|Geyser -- Not to be|
confused with a blokey
The phrase ‘false friends’ usually applies to words from different languages which sound similar (we’re going global, after all) for instance:
French ‘magasin’ sounds like magazine... but means shop.
German ‘bekommen’ sounds like become... but means get.
See the previous Proofreading Tips article on False Friends.
Here are another twenty UK English false friends, heterographs and homophones, check for these when you’re proofreading:
Alternately / alternatively
Switching between two things / doing something different
Biannual / biennial
Occurring twice a year / occurring every two years
Discreet / discrete
Careful and prudent / separate and distinct
To enclose, to surround / paper enclosure to surround a letter
Fictional / fictitious
Associated with creative writing / associated with dishonesty
Flounder / founder
To struggle / to sink (verbs)
A fish / a person who starts something (nouns)
The verbs can be the cause of confusion, rarely the nouns.
Grisly / grizzly
Repellent, gruesome / big brown bear
Geezer / geyser
Blokey old bloke / steamy hot spring
Hummus / humus
Beige chickpea matter, nourishing to humans / brown organic matter, nourishing to plants

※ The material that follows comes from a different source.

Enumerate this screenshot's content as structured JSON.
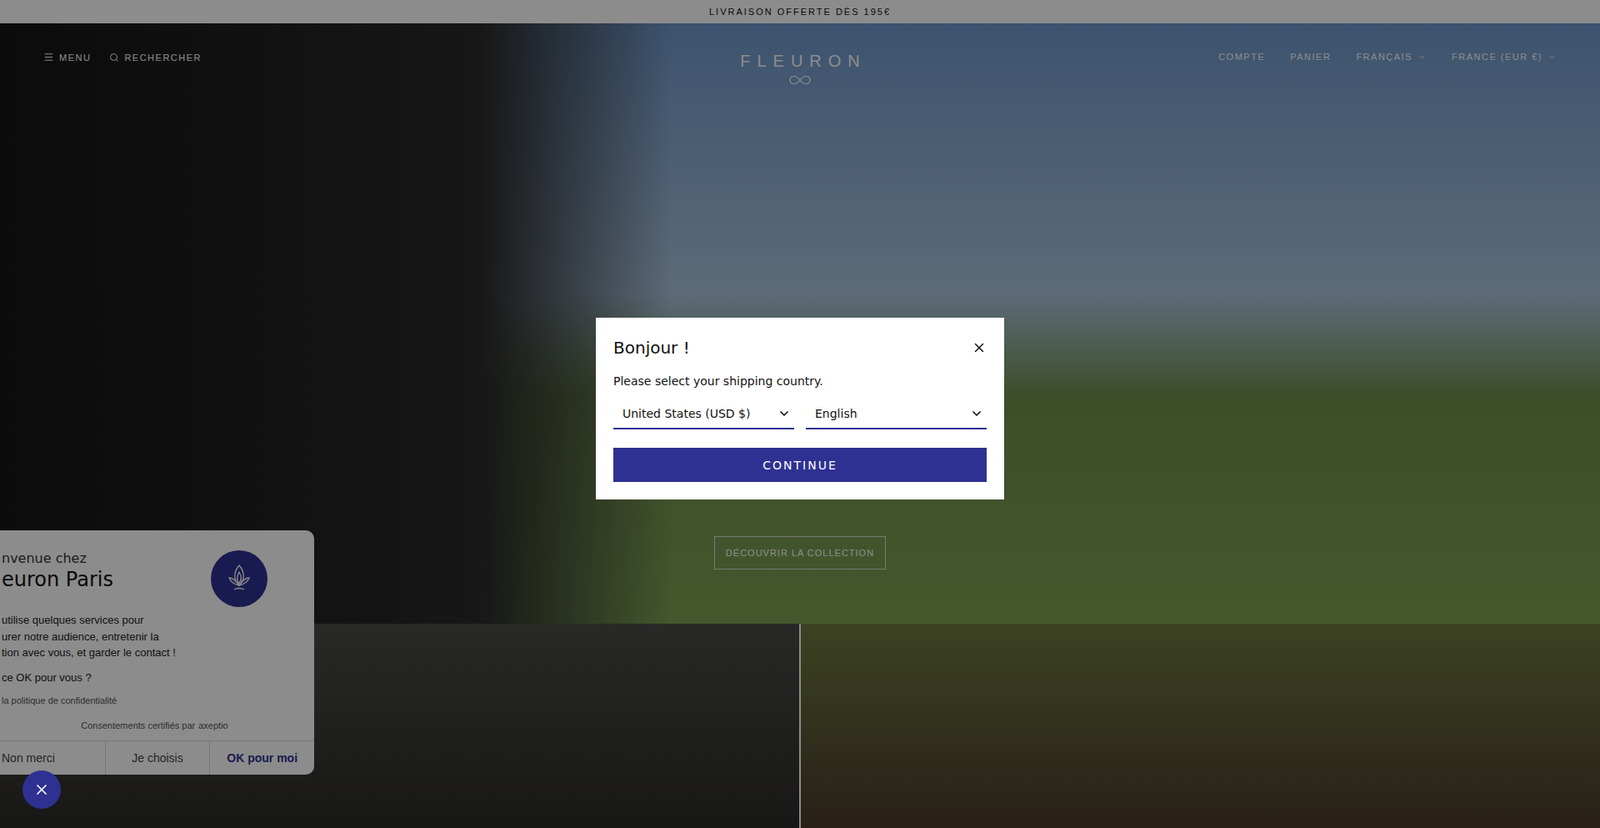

Hoard / horde
An accumulated store of stuff (noun) or accumulating that stuff (verb) / a crowd or mob
Impracticable / impractical

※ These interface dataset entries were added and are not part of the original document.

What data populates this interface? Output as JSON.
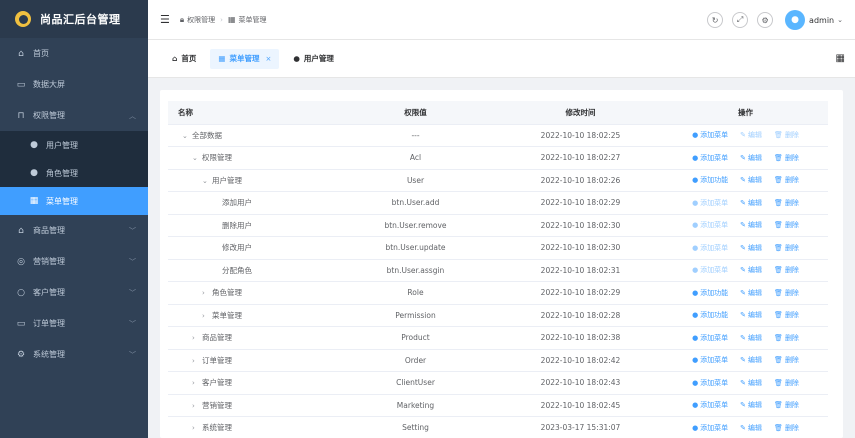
{
  "app": {
    "title": "尚品汇后台管理"
  },
  "sidebar": {
    "items": [
      {
        "label": "首页",
        "icon": "home-icon"
      },
      {
        "label": "数据大屏",
        "icon": "monitor-icon"
      },
      {
        "label": "权限管理",
        "icon": "lock-icon",
        "expanded": true,
        "children": [
          {
            "label": "用户管理",
            "icon": "user-icon"
          },
          {
            "label": "角色管理",
            "icon": "user-icon"
          },
          {
            "label": "菜单管理",
            "icon": "grid-icon",
            "active": true
          }
        ]
      },
      {
        "label": "商品管理",
        "icon": "shop-icon"
      },
      {
        "label": "营销管理",
        "icon": "coin-icon"
      },
      {
        "label": "客户管理",
        "icon": "person-icon"
      },
      {
        "label": "订单管理",
        "icon": "cart-icon"
      },
      {
        "label": "系统管理",
        "icon": "gear-icon"
      }
    ]
  },
  "header": {
    "breadcrumb": [
      "权限管理",
      "菜单管理"
    ],
    "user": "admin"
  },
  "tabs": [
    {
      "label": "首页"
    },
    {
      "label": "菜单管理",
      "active": true
    },
    {
      "label": "用户管理"
    }
  ],
  "table": {
    "columns": [
      "名称",
      "权限值",
      "修改时间",
      "操作"
    ],
    "rows": [
      {
        "level": 0,
        "arrow": "expanded",
        "name": "全部数据",
        "code": "---",
        "time": "2022-10-10 18:02:25",
        "add": "添加菜单",
        "add_enabled": true,
        "edit_enabled": false,
        "del_enabled": false
      },
      {
        "level": 1,
        "arrow": "expanded",
        "name": "权限管理",
        "code": "Acl",
        "time": "2022-10-10 18:02:27",
        "add": "添加菜单",
        "add_enabled": true,
        "edit_enabled": true,
        "del_enabled": true
      },
      {
        "level": 2,
        "arrow": "expanded",
        "name": "用户管理",
        "code": "User",
        "time": "2022-10-10 18:02:26",
        "add": "添加功能",
        "add_enabled": true,
        "edit_enabled": true,
        "del_enabled": true
      },
      {
        "level": 3,
        "arrow": "none",
        "name": "添加用户",
        "code": "btn.User.add",
        "time": "2022-10-10 18:02:29",
        "add": "添加菜单",
        "add_enabled": false,
        "edit_enabled": true,
        "del_enabled": true
      },
      {
        "level": 3,
        "arrow": "none",
        "name": "删除用户",
        "code": "btn.User.remove",
        "time": "2022-10-10 18:02:30",
        "add": "添加菜单",
        "add_enabled": false,
        "edit_enabled": true,
        "del_enabled": true
      },
      {
        "level": 3,
        "arrow": "none",
        "name": "修改用户",
        "code": "btn.User.update",
        "time": "2022-10-10 18:02:30",
        "add": "添加菜单",
        "add_enabled": false,
        "edit_enabled": true,
        "del_enabled": true
      },
      {
        "level": 3,
        "arrow": "none",
        "name": "分配角色",
        "code": "btn.User.assgin",
        "time": "2022-10-10 18:02:31",
        "add": "添加菜单",
        "add_enabled": false,
        "edit_enabled": true,
        "del_enabled": true
      },
      {
        "level": 2,
        "arrow": "collapsed",
        "name": "角色管理",
        "code": "Role",
        "time": "2022-10-10 18:02:29",
        "add": "添加功能",
        "add_enabled": true,
        "edit_enabled": true,
        "del_enabled": true
      },
      {
        "level": 2,
        "arrow": "collapsed",
        "name": "菜单管理",
        "code": "Permission",
        "time": "2022-10-10 18:02:28",
        "add": "添加功能",
        "add_enabled": true,
        "edit_enabled": true,
        "del_enabled": true
      },
      {
        "level": 1,
        "arrow": "collapsed",
        "name": "商品管理",
        "code": "Product",
        "time": "2022-10-10 18:02:38",
        "add": "添加菜单",
        "add_enabled": true,
        "edit_enabled": true,
        "del_enabled": true
      },
      {
        "level": 1,
        "arrow": "collapsed",
        "name": "订单管理",
        "code": "Order",
        "time": "2022-10-10 18:02:42",
        "add": "添加菜单",
        "add_enabled": true,
        "edit_enabled": true,
        "del_enabled": true
      },
      {
        "level": 1,
        "arrow": "collapsed",
        "name": "客户管理",
        "code": "ClientUser",
        "time": "2022-10-10 18:02:43",
        "add": "添加菜单",
        "add_enabled": true,
        "edit_enabled": true,
        "del_enabled": true
      },
      {
        "level": 1,
        "arrow": "collapsed",
        "name": "营销管理",
        "code": "Marketing",
        "time": "2022-10-10 18:02:45",
        "add": "添加菜单",
        "add_enabled": true,
        "edit_enabled": true,
        "del_enabled": true
      },
      {
        "level": 1,
        "arrow": "collapsed",
        "name": "系统管理",
        "code": "Setting",
        "time": "2023-03-17 15:31:07",
        "add": "添加菜单",
        "add_enabled": true,
        "edit_enabled": true,
        "del_enabled": true
      }
    ],
    "edit_label": "编辑",
    "delete_label": "删除"
  },
  "colors": {
    "sidebar_bg": "#304156",
    "accent": "#409eff",
    "disabled_link": "#a0cfff"
  }
}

Impossible to carry out / unrealistic, not sensible
Intense / intensive
Emotions are intense / actions are intensive
Loath / loathe
Reluctant (adjective) / intense dislike (verb)
Luxuriant / luxurious
Characterised by abundant growth / characterised by wealth or comfort
Parameter / perimeter
A limit / an outline
Raise / raze
Lift, heighten / destroy, demolish
Regretful / regrettable
Full of regret / deserving regret
Silicon / silicone
Abundant element used in semiconductor technology / synthetic polymer used in plastic surgery
Torpid / torrid
Dull, apathetic / scorched, passionate
Tortuous / torturous
Complicated, full of twists and turns / involving or causing torture
Catriona Tippin aka @ProofReadingTip will be back next month with more proofreading tips.
To see previous tips, click on this proofreading link.
Catriona Tippin has been a member of SCBWI since 2006 and helps organise venues for SCBWI North East. Details of her writing and illustrating here. She proofreads study guides, house magazines and publicity material for two national educational charities, in addition to working on a variety of proofreads and copyedits for the growing self-published world. Her monthly column is intended to give you food for thought, remembering “Any correction of the speech or writing of others will contain at least one grammatical, spelling or typographical error” (McKean’s Law, named after its inventor Erin McKean, editor of the Oxford American Dictionary).